The sheer inanity of this monster-hurricane sequel to “Category 6: Day of Destruction” should quickly defuse concerns about the propriety of airing it, given its proximity to recent events. In fact, having the hero not only be the director of FEMA but the sexiest government official ever simply adds to the camp factor in this blustery two-parter, where Paris gets demolished before the opening credits and the science would be ridiculed at an “intelligent design” seminar. It’s hard to fault CBS for dipping into the fertile disaster well again, but “Category 7” blows and then some.
Gina Gershon plays newly named FEMA director Judith Carr, who has the misfortune to land the job immediately after the whole Category 6 mess. The weather gods remain angry, however, with a special affinity for destroying international landmarks, from Mount Rushmore to the Pyramids.
Fortunately, Carr’s college boyfriend Ross (Cameron Daddo) is a brilliant but discredited scientist who has been tracking these peculiar weather patterns and developing a method to diagnose what’s responsible for the shattering storm fronts. So Carr expands FEMA’s scope to try predicting when disaster will strike, with Ross bringing in a pair of storm chasers (Shannen Doherty and Randy Quaid, the latter reprising his role as Tornado Tommy) to collect data on the twisters.
“Category 7” would be odd enough if the movie confined itself to that, but things go from bad to completely weird, incorporating a subplot about a pair of televangelists (James Brolin and Swoosie Kurtz) tapping into fear of nature’s fury, as well as a mass kidnapping of government officials’ kids.
Before it all blows (and blows and blows) over, Judith will enlist her U.S. senator father (Robert Wagner) to assist her cause, and myopic government bureaucrats will cover their asses by blocking the scientists’ effort to blunt the massive storm due to decimate Washington. There will also be plenty of lame dialogue, such as, “Let’s lose the male bonding and get back to saving the world.”
Nothing might be stranger here than the Quaid-Doherty pairing, though at least they’re integral to the plot. By contrast, the mini-soap regarding Judith and Ross’s imperiled teenage kids comes across as demographically desirable filler between blowing up miniatures.
Although most of “Category 7” proves too silly to be offensive, the exaggerated destruction won’t stop some conservatives from feeling slighted by the dismissive attitude toward evangelical preachers and propagandistic global-warming message. That said, Brolin is a bit of a hoot with his silvery mane and white suits, complete with his Reagan head bob.

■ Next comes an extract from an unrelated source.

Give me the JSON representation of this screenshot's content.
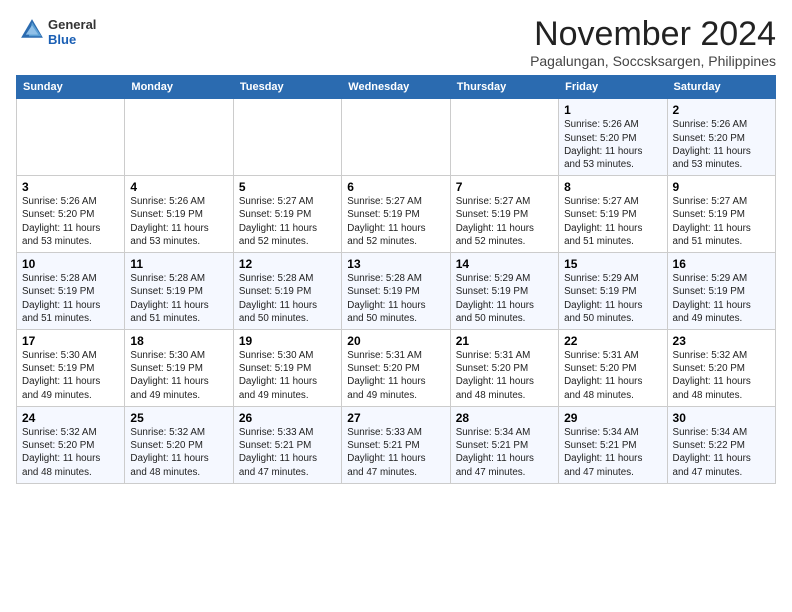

Ultimately, this is really just “The Weekend Before the Day After Tomorrow.” Yet perhaps because of the cathartic release they provide, recent disaster epics have proved popular enough to beget more, with NBC’s aftershock mini “10.5: Apocalypse” also due this season.
Then again, the thirst for escapist mayhem is nothing new, and no one will confuse “Category 7” with CNN. Even so, I kept waiting for a fictional president to tell Gershon’s character, “Judy, you’re doin’ a heck of a job.”